Crap, it's 2 AM and I'm going to write about what I ate two days ago. I'm slipping, folks. Slipping into a deep, rice-filled crevice. Of sushi.
I went to Ogawa Cafe since I've passed it a bunch of times and...well. It's there. They obviously have sushi. Where does sushi go? Into my stomach. That's all I need.
I ordered the three roll lunch special (comes with salad or miso soup) of spicy tuna, sweet potato tempura, and eel and avocado. It was all good, naturally, although I was most struck by the sweet potato since I had never eaten it before. A starch wrapped in starch? Doesn't that go against some kind of culinary principle? ...nah. It's delicious. It feels a bit unbalanced but I shouldn't talk, seeing as I'd considering yogurt and chocolate to be a complete meal, you know, covering my sugar and dairy quotients of the day.

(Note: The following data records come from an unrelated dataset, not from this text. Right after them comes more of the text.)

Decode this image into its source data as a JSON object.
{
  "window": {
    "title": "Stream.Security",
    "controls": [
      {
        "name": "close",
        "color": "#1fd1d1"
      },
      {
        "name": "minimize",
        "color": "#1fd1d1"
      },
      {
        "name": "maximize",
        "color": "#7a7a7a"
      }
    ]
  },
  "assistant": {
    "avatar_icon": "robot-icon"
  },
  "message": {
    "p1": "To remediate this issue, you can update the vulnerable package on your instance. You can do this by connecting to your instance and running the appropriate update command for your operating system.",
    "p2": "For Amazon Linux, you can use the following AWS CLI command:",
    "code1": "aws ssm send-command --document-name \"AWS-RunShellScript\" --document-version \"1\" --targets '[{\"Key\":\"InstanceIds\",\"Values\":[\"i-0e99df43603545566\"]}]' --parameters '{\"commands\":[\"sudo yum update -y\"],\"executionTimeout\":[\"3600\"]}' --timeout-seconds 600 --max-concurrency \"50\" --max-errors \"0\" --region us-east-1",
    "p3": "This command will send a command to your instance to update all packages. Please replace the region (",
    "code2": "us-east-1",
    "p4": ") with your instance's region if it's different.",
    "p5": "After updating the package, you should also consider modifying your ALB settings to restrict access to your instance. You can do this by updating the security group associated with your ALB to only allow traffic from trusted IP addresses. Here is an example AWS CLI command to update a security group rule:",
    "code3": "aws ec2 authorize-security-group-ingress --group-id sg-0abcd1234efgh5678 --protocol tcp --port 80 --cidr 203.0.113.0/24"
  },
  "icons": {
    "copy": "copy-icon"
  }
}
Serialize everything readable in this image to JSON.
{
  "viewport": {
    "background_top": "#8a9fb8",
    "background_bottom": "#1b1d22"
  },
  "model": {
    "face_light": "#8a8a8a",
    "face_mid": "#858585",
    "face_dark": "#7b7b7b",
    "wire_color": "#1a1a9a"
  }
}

The restaurant is very small, with about 12 seats (wooden tables and chairs; the inside has a very...woody feel), so it probably does a lot of take-out. I think it's Chinese run judging from what I overheard, unless my knack for telling the difference between Chinese and Japanese (not too hard since they sound really different) disappeared. I was the only customer for a long time, but a delivery man went out a few times and near the end, a few people came in for lunch. Although I'm not sure if I'd come here again, it's fast and reasonably priced (about $11 with tip).
So. That's my vague review.
About the wheat: I didn't plan on eating it again even though I completed my 2-week wheat sabbatical as I still haven't figured out what to do about my asthma (I haven't had to use my inhaler for a while though), but the presence of Swedish cookies was a tad much for me. I bought them to bring into my "Food & Society" class, in which a few people bring food in each week that's related to the readings. One of our readings was about a Swedish woman rediscovering her mother's recipes and finding that most of them weren't Swedish, except for desserts. So. Cookies. Bags of. The possibility of eating 1000 calories in the form of these cookies caused me to throw out the remains of the Mi-Del ones (they're really tasty though, I highly recommend them). I also tried to share as many of the ginger snaps as I could with a friend during my Food Production class. Since there wasn't an insane amount of cookies left in that bag, I kept it, although I had nearly finished it that night.
But...the cookies weren't the actual catalyst to my carb binging. The Washington Square CSA (my contribution was making the website) was having a end-of-the-season party in the kitchen, so...I went. Hey, free food! It's a slight perk of paying a gazillion dollars for college and being in the food department, yes? At first I only ate the salad and the potato, ie the non-wheat things, but there was also freshly baked mozzerella-topped bread (hey, we were in a kitchen after all) and plates of barely-touched (for some crazy reason) spiced squash bread, snickerdoodles, brownies, and ginger cookies.
I tried em all. Yes. Trying all sweets possible is the Robyn way of life. (The Robyn way of life will probably result in diabetes; we'll have to wait and see.)
I'd elaborate more but it's 2:30 AM. An amusing thing I came across this afternoon while looking around the kitchen for aluminum foil (which didn't exist), I opened one of my roommate's drawers to find bags of miniature Halloween candies. Bags that had all been opened and sampled. My roommate eats pretty healthily, so I was surprised, but then maybe she didn't eat too many of them. I actually just lied about eating all sweets possible; I draw the line at generic Halloween candy. Or I should. Let's put it this way: if I eat little Hershey bars and such, I'll be at the point where I'm ready to kill someone for something fatty and sugary.
Or something. Don't want to be over-dramatic.